My favorite daily prayer is fajr; it’s the prayer I am most faithful to and which gives me a sort of reading about the state of my mind and body at the start of the day. But I also love fajr just for its own sweetness. Waking up when it’s still dark outside but the birds have started singing is like gaining entry into an enchanted borderland between night and day. Fajr is a place where I can have experiences that are qualitatively different from both my waking reality as well as my dream life.

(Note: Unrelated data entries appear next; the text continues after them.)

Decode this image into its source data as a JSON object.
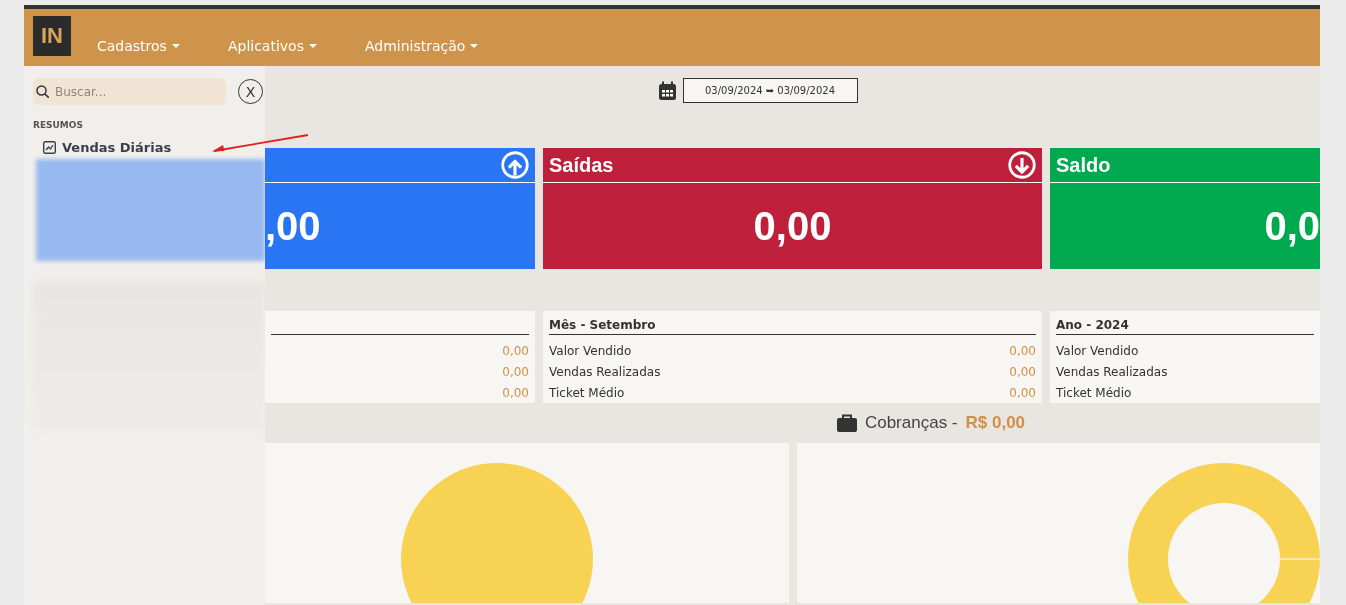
{
  "header": {
    "logo": "IN",
    "menu": [
      {
        "label": "Cadastros"
      },
      {
        "label": "Aplicativos"
      },
      {
        "label": "Administração"
      }
    ]
  },
  "sidebar": {
    "search": {
      "placeholder": "Buscar..."
    },
    "close_label": "X",
    "section": "RESUMOS",
    "items": [
      {
        "label": "Vendas Diárias"
      }
    ]
  },
  "date_range": "03/09/2024 ➥ 03/09/2024",
  "cards": [
    {
      "kind": "in",
      "value": ",00",
      "color": "#2a75f3"
    },
    {
      "kind": "out",
      "title": "Saídas",
      "value": "0,00",
      "color": "#be203b"
    },
    {
      "kind": "none",
      "title": "Saldo",
      "value": "0,0",
      "color": "#00a84f"
    }
  ],
  "tables": [
    {
      "rows": [
        {
          "value": "0,00"
        },
        {
          "value": "0,00"
        },
        {
          "value": "0,00"
        }
      ]
    },
    {
      "title": "Mês - Setembro",
      "rows": [
        {
          "label": "Valor Vendido",
          "value": "0,00"
        },
        {
          "label": "Vendas Realizadas",
          "value": "0,00"
        },
        {
          "label": "Ticket Médio",
          "value": "0,00"
        }
      ]
    },
    {
      "title": "Ano - 2024",
      "rows": [
        {
          "label": "Valor Vendido"
        },
        {
          "label": "Vendas Realizadas"
        },
        {
          "label": "Ticket Médio"
        }
      ]
    }
  ],
  "charges": {
    "title": "Cobranças -",
    "amount": "R$ 0,00"
  }
}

I recall the special excitement of going for fajr at Shams’s mosque while in Konya a few years ago. Awakening around 4.30, I would dress quietly and slip downstairs to meet one or two other friends in the hotel lobby. Without speaking, we navigated through the sleeping city, where the bakeries were still shuttered and the only movement in the dark streets was a few forgotten towels fluttering on the rack outside a barber’s shop. Even on the nights when I’d only slept a few hours, I still felt refreshed and lit up from within. It was as though some other force took over entirely. Instead of making an effort to go to the mosque and pray, it was more like being carried there and met in a long embrace.

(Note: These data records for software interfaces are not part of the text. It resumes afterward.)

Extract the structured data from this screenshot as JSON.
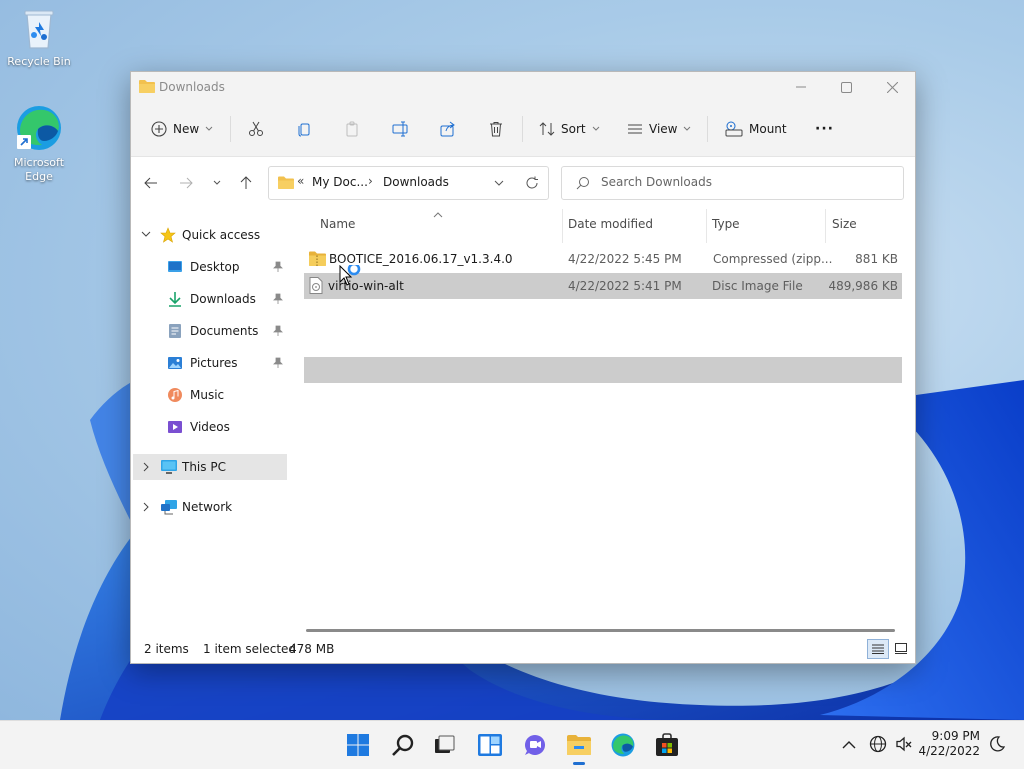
{
  "desktop": {
    "icons": [
      {
        "label": "Recycle Bin"
      },
      {
        "label": "Microsoft Edge"
      }
    ]
  },
  "window": {
    "title": "Downloads",
    "controls": {
      "minimize": "minimize-icon",
      "maximize": "maximize-icon",
      "close": "close-icon"
    }
  },
  "toolbar": {
    "new_label": "New",
    "sort_label": "Sort",
    "view_label": "View",
    "mount_label": "Mount",
    "more_label": "···"
  },
  "navigation": {
    "breadcrumb_prefix": "«",
    "breadcrumb": [
      "My Doc...",
      "Downloads"
    ],
    "search_placeholder": "Search Downloads"
  },
  "sidebar": {
    "quick_access": "Quick access",
    "items": [
      {
        "label": "Desktop",
        "pinned": true
      },
      {
        "label": "Downloads",
        "pinned": true
      },
      {
        "label": "Documents",
        "pinned": true
      },
      {
        "label": "Pictures",
        "pinned": true
      },
      {
        "label": "Music",
        "pinned": false
      },
      {
        "label": "Videos",
        "pinned": false
      }
    ],
    "this_pc": "This PC",
    "network": "Network"
  },
  "file_list": {
    "columns": [
      "Name",
      "Date modified",
      "Type",
      "Size"
    ],
    "files": [
      {
        "name": "BOOTICE_2016.06.17_v1.3.4.0",
        "date": "4/22/2022 5:45 PM",
        "type": "Compressed (zipp...",
        "size": "881 KB"
      },
      {
        "name": "virtio-win-alt",
        "date": "4/22/2022 5:41 PM",
        "type": "Disc Image File",
        "size": "489,986 KB"
      }
    ]
  },
  "status": {
    "item_count": "2 items",
    "selection": "1 item selected",
    "size": "478 MB"
  },
  "taskbar": {
    "time": "9:09 PM",
    "date": "4/22/2022"
  },
  "colors": {
    "accent": "#1f6fd1",
    "folder": "#f2c14e",
    "selection": "#cccccc"
  }
}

During Ramadan too, fajr seems to offer a greater sense of intimacy with the Divine. I experience it as a time of soft focus, a pleasant blurring of the boundary between dreaming and waking, when I can be more open to insight and guidance from a higher source. The stillness of the early morning hours seems to foster a certain clarity and peacefulness in the heart that makes it easier to rest in the beauty of the One. I’m reminded that this beauty is always surrounding me and yet I often miss it through my own heedlessness and impatience.
This kind of forgetfulness worsens for me in the middle of the day, when I get caught up in the ever-proliferating demands of work and the items on my own to-do list. It’s like opening so many browser tabs that I can’t see which one is which anymore, or even remember what it was I had been searching for. It can be hard to tear myself away from things that seem both urgent and unfinished in order to pray. Yet when I do respond to the summons for dhur and asr, I always feel revitalized afterwards. It’s as though dipping into those little pools of sacred silence provide a glimpse of what it would be like to swim in the ocean of our Sustainer’s presence.
As the day winds to a close, I find I turn to maghrib and isha to lend my evening more structure. Should I drift into aimlessness, the two night prayers guide me back to a sense of purpose, reminding me of the importance of continuing to work toward the personal and spiritual goals I have set for myself and not just to leave daily practices to my morning meditation and prayers. I am also called to review the intention I had for the day, how I did or didn’t make good on that and what is still possible in the few hours left.
In that way, prayer always offers the most direct route back to the present moment. Whether the particular prayer is fajr at the start of the day or isha at its close, I am grateful when it points me back to the remembrance of verily, unto Hu we are returning.